• **WHAT YOU WILL DO**
Make an exact copy of the records, with the images left out.

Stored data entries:
--

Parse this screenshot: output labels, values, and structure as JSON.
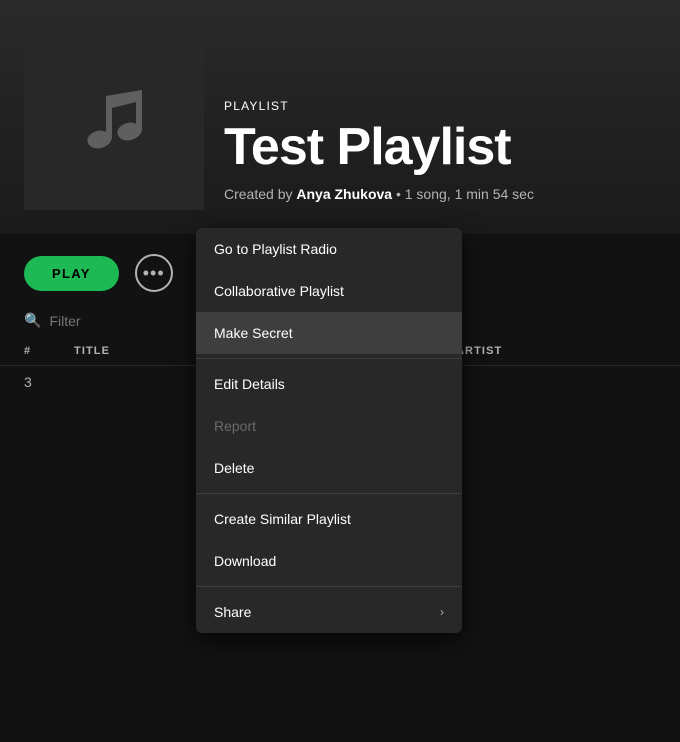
{
  "header": {
    "playlist_label": "PLAYLIST",
    "playlist_title": "Test Playlist",
    "created_by_prefix": "Created by ",
    "creator_name": "Anya Zhukova",
    "meta_suffix": " • 1 song, 1 min 54 sec"
  },
  "controls": {
    "play_label": "PLAY",
    "more_button_dots": "•••"
  },
  "filter": {
    "placeholder": "Filter",
    "search_icon": "🔍"
  },
  "columns": {
    "num": "#",
    "title": "TITLE",
    "artist": "ARTIST"
  },
  "tracks": [
    {
      "num": "3"
    }
  ],
  "context_menu": {
    "items": [
      {
        "id": "go-to-playlist-radio",
        "label": "Go to Playlist Radio",
        "disabled": false,
        "has_arrow": false
      },
      {
        "id": "collaborative-playlist",
        "label": "Collaborative Playlist",
        "disabled": false,
        "has_arrow": false
      },
      {
        "id": "make-secret",
        "label": "Make Secret",
        "disabled": false,
        "has_arrow": false,
        "active": true
      },
      {
        "id": "edit-details",
        "label": "Edit Details",
        "disabled": false,
        "has_arrow": false
      },
      {
        "id": "report",
        "label": "Report",
        "disabled": true,
        "has_arrow": false
      },
      {
        "id": "delete",
        "label": "Delete",
        "disabled": false,
        "has_arrow": false
      },
      {
        "id": "create-similar-playlist",
        "label": "Create Similar Playlist",
        "disabled": false,
        "has_arrow": false
      },
      {
        "id": "download",
        "label": "Download",
        "disabled": false,
        "has_arrow": false
      },
      {
        "id": "share",
        "label": "Share",
        "disabled": false,
        "has_arrow": true,
        "arrow_label": "›"
      }
    ]
  },
  "colors": {
    "green": "#1db954",
    "bg_dark": "#121212",
    "bg_medium": "#282828",
    "bg_hover": "#3e3e3e",
    "text_muted": "#b3b3b3",
    "text_disabled": "#6a6a6a"
  }
}
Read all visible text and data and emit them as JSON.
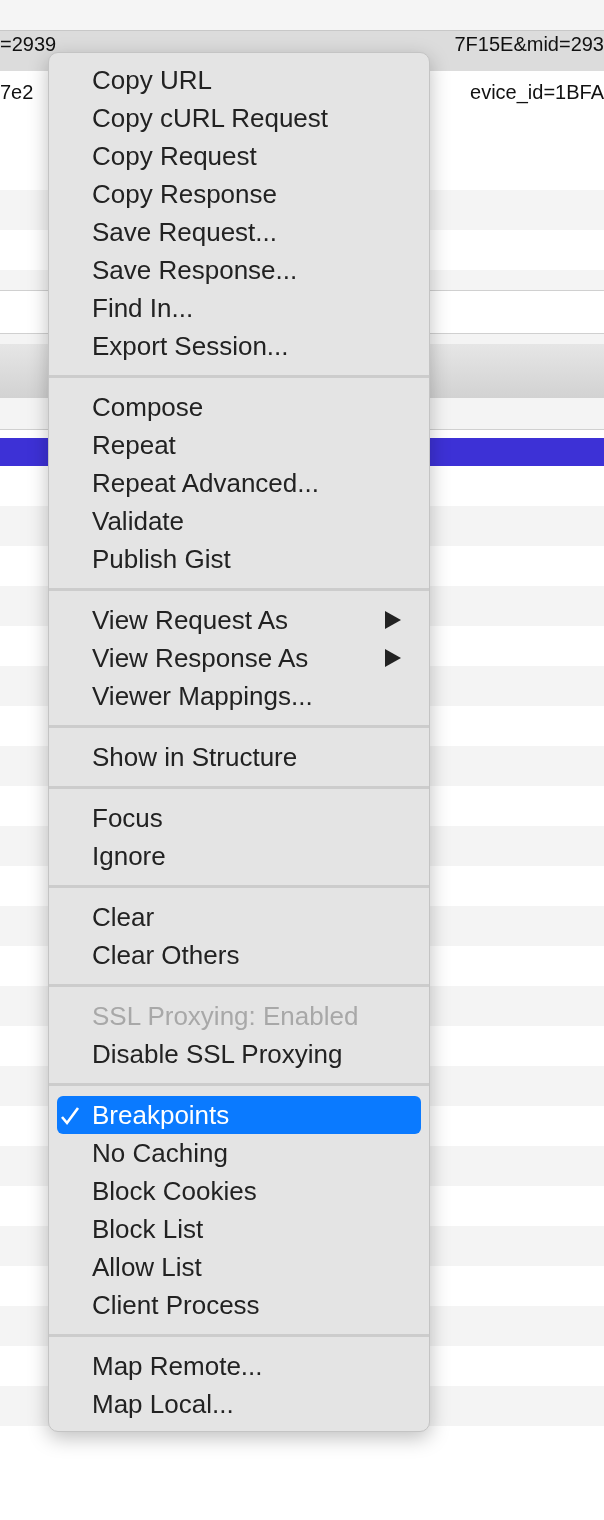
{
  "background_rows": [
    {
      "left": "=2939",
      "right": "7F15E&mid=293"
    },
    {
      "left": "7e2",
      "right": "evice_id=1BFA"
    }
  ],
  "context_menu": {
    "groups": [
      {
        "items": [
          {
            "label": "Copy URL",
            "kind": "item",
            "disabled": false,
            "checked": false,
            "selected": false
          },
          {
            "label": "Copy cURL Request",
            "kind": "item",
            "disabled": false,
            "checked": false,
            "selected": false
          },
          {
            "label": "Copy Request",
            "kind": "item",
            "disabled": false,
            "checked": false,
            "selected": false
          },
          {
            "label": "Copy Response",
            "kind": "item",
            "disabled": false,
            "checked": false,
            "selected": false
          },
          {
            "label": "Save Request...",
            "kind": "item",
            "disabled": false,
            "checked": false,
            "selected": false
          },
          {
            "label": "Save Response...",
            "kind": "item",
            "disabled": false,
            "checked": false,
            "selected": false
          },
          {
            "label": "Find In...",
            "kind": "item",
            "disabled": false,
            "checked": false,
            "selected": false
          },
          {
            "label": "Export Session...",
            "kind": "item",
            "disabled": false,
            "checked": false,
            "selected": false
          }
        ]
      },
      {
        "items": [
          {
            "label": "Compose",
            "kind": "item",
            "disabled": false,
            "checked": false,
            "selected": false
          },
          {
            "label": "Repeat",
            "kind": "item",
            "disabled": false,
            "checked": false,
            "selected": false
          },
          {
            "label": "Repeat Advanced...",
            "kind": "item",
            "disabled": false,
            "checked": false,
            "selected": false
          },
          {
            "label": "Validate",
            "kind": "item",
            "disabled": false,
            "checked": false,
            "selected": false
          },
          {
            "label": "Publish Gist",
            "kind": "item",
            "disabled": false,
            "checked": false,
            "selected": false
          }
        ]
      },
      {
        "items": [
          {
            "label": "View Request As",
            "kind": "submenu",
            "disabled": false,
            "checked": false,
            "selected": false
          },
          {
            "label": "View Response As",
            "kind": "submenu",
            "disabled": false,
            "checked": false,
            "selected": false
          },
          {
            "label": "Viewer Mappings...",
            "kind": "item",
            "disabled": false,
            "checked": false,
            "selected": false
          }
        ]
      },
      {
        "items": [
          {
            "label": "Show in Structure",
            "kind": "item",
            "disabled": false,
            "checked": false,
            "selected": false
          }
        ]
      },
      {
        "items": [
          {
            "label": "Focus",
            "kind": "item",
            "disabled": false,
            "checked": false,
            "selected": false
          },
          {
            "label": "Ignore",
            "kind": "item",
            "disabled": false,
            "checked": false,
            "selected": false
          }
        ]
      },
      {
        "items": [
          {
            "label": "Clear",
            "kind": "item",
            "disabled": false,
            "checked": false,
            "selected": false
          },
          {
            "label": "Clear Others",
            "kind": "item",
            "disabled": false,
            "checked": false,
            "selected": false
          }
        ]
      },
      {
        "items": [
          {
            "label": "SSL Proxying: Enabled",
            "kind": "item",
            "disabled": true,
            "checked": false,
            "selected": false
          },
          {
            "label": "Disable SSL Proxying",
            "kind": "item",
            "disabled": false,
            "checked": false,
            "selected": false
          }
        ]
      },
      {
        "items": [
          {
            "label": "Breakpoints",
            "kind": "item",
            "disabled": false,
            "checked": true,
            "selected": true
          },
          {
            "label": "No Caching",
            "kind": "item",
            "disabled": false,
            "checked": false,
            "selected": false
          },
          {
            "label": "Block Cookies",
            "kind": "item",
            "disabled": false,
            "checked": false,
            "selected": false
          },
          {
            "label": "Block List",
            "kind": "item",
            "disabled": false,
            "checked": false,
            "selected": false
          },
          {
            "label": "Allow List",
            "kind": "item",
            "disabled": false,
            "checked": false,
            "selected": false
          },
          {
            "label": "Client Process",
            "kind": "item",
            "disabled": false,
            "checked": false,
            "selected": false
          }
        ]
      },
      {
        "items": [
          {
            "label": "Map Remote...",
            "kind": "item",
            "disabled": false,
            "checked": false,
            "selected": false
          },
          {
            "label": "Map Local...",
            "kind": "item",
            "disabled": false,
            "checked": false,
            "selected": false
          }
        ]
      }
    ]
  }
}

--

• **EXPECTED OUTPUT**
Parse this screenshot: output labels, values, and structure as JSON.
{
  "header": {
    "playlist_label": "PLAYLIST",
    "playlist_title": "Test Playlist",
    "created_by_prefix": "Created by ",
    "creator_name": "Anya Zhukova",
    "meta_suffix": " • 1 song, 1 min 54 sec"
  },
  "controls": {
    "play_label": "PLAY",
    "more_button_dots": "•••"
  },
  "filter": {
    "placeholder": "Filter",
    "search_icon": "🔍"
  },
  "columns": {
    "num": "#",
    "title": "TITLE",
    "artist": "ARTIST"
  },
  "tracks": [
    {
      "num": "3"
    }
  ],
  "context_menu": {
    "items": [
      {
        "id": "go-to-playlist-radio",
        "label": "Go to Playlist Radio",
        "disabled": false,
        "has_arrow": false
      },
      {
        "id": "collaborative-playlist",
        "label": "Collaborative Playlist",
        "disabled": false,
        "has_arrow": false
      },
      {
        "id": "make-secret",
        "label": "Make Secret",
        "disabled": false,
        "has_arrow": false,
        "active": true
      },
      {
        "id": "edit-details",
        "label": "Edit Details",
        "disabled": false,
        "has_arrow": false
      },
      {
        "id": "report",
        "label": "Report",
        "disabled": true,
        "has_arrow": false
      },
      {
        "id": "delete",
        "label": "Delete",
        "disabled": false,
        "has_arrow": false
      },
      {
        "id": "create-similar-playlist",
        "label": "Create Similar Playlist",
        "disabled": false,
        "has_arrow": false
      },
      {
        "id": "download",
        "label": "Download",
        "disabled": false,
        "has_arrow": false
      },
      {
        "id": "share",
        "label": "Share",
        "disabled": false,
        "has_arrow": true,
        "arrow_label": "›"
      }
    ]
  },
  "colors": {
    "green": "#1db954",
    "bg_dark": "#121212",
    "bg_medium": "#282828",
    "bg_hover": "#3e3e3e",
    "text_muted": "#b3b3b3",
    "text_disabled": "#6a6a6a"
  }
}
Read all visible text and data and emit them as JSON.
{
  "background_rows": [
    {
      "left": "=2939",
      "right": "7F15E&mid=293"
    },
    {
      "left": "7e2",
      "right": "evice_id=1BFA"
    }
  ],
  "context_menu": {
    "groups": [
      {
        "items": [
          {
            "label": "Copy URL",
            "kind": "item",
            "disabled": false,
            "checked": false,
            "selected": false
          },
          {
            "label": "Copy cURL Request",
            "kind": "item",
            "disabled": false,
            "checked": false,
            "selected": false
          },
          {
            "label": "Copy Request",
            "kind": "item",
            "disabled": false,
            "checked": false,
            "selected": false
          },
          {
            "label": "Copy Response",
            "kind": "item",
            "disabled": false,
            "checked": false,
            "selected": false
          },
          {
            "label": "Save Request...",
            "kind": "item",
            "disabled": false,
            "checked": false,
            "selected": false
          },
          {
            "label": "Save Response...",
            "kind": "item",
            "disabled": false,
            "checked": false,
            "selected": false
          },
          {
            "label": "Find In...",
            "kind": "item",
            "disabled": false,
            "checked": false,
            "selected": false
          },
          {
            "label": "Export Session...",
            "kind": "item",
            "disabled": false,
            "checked": false,
            "selected": false
          }
        ]
      },
      {
        "items": [
          {
            "label": "Compose",
            "kind": "item",
            "disabled": false,
            "checked": false,
            "selected": false
          },
          {
            "label": "Repeat",
            "kind": "item",
            "disabled": false,
            "checked": false,
            "selected": false
          },
          {
            "label": "Repeat Advanced...",
            "kind": "item",
            "disabled": false,
            "checked": false,
            "selected": false
          },
          {
            "label": "Validate",
            "kind": "item",
            "disabled": false,
            "checked": false,
            "selected": false
          },
          {
            "label": "Publish Gist",
            "kind": "item",
            "disabled": false,
            "checked": false,
            "selected": false
          }
        ]
      },
      {
        "items": [
          {
            "label": "View Request As",
            "kind": "submenu",
            "disabled": false,
            "checked": false,
            "selected": false
          },
          {
            "label": "View Response As",
            "kind": "submenu",
            "disabled": false,
            "checked": false,
            "selected": false
          },
          {
            "label": "Viewer Mappings...",
            "kind": "item",
            "disabled": false,
            "checked": false,
            "selected": false
          }
        ]
      },
      {
        "items": [
          {
            "label": "Show in Structure",
            "kind": "item",
            "disabled": false,
            "checked": false,
            "selected": false
          }
        ]
      },
      {
        "items": [
          {
            "label": "Focus",
            "kind": "item",
            "disabled": false,
            "checked": false,
            "selected": false
          },
          {
            "label": "Ignore",
            "kind": "item",
            "disabled": false,
            "checked": false,
            "selected": false
          }
        ]
      },
      {
        "items": [
          {
            "label": "Clear",
            "kind": "item",
            "disabled": false,
            "checked": false,
            "selected": false
          },
          {
            "label": "Clear Others",
            "kind": "item",
            "disabled": false,
            "checked": false,
            "selected": false
          }
        ]
      },
      {
        "items": [
          {
            "label": "SSL Proxying: Enabled",
            "kind": "item",
            "disabled": true,
            "checked": false,
            "selected": false
          },
          {
            "label": "Disable SSL Proxying",
            "kind": "item",
            "disabled": false,
            "checked": false,
            "selected": false
          }
        ]
      },
      {
        "items": [
          {
            "label": "Breakpoints",
            "kind": "item",
            "disabled": false,
            "checked": true,
            "selected": true
          },
          {
            "label": "No Caching",
            "kind": "item",
            "disabled": false,
            "checked": false,
            "selected": false
          },
          {
            "label": "Block Cookies",
            "kind": "item",
            "disabled": false,
            "checked": false,
            "selected": false
          },
          {
            "label": "Block List",
            "kind": "item",
            "disabled": false,
            "checked": false,
            "selected": false
          },
          {
            "label": "Allow List",
            "kind": "item",
            "disabled": false,
            "checked": false,
            "selected": false
          },
          {
            "label": "Client Process",
            "kind": "item",
            "disabled": false,
            "checked": false,
            "selected": false
          }
        ]
      },
      {
        "items": [
          {
            "label": "Map Remote...",
            "kind": "item",
            "disabled": false,
            "checked": false,
            "selected": false
          },
          {
            "label": "Map Local...",
            "kind": "item",
            "disabled": false,
            "checked": false,
            "selected": false
          }
        ]
      }
    ]
  }
}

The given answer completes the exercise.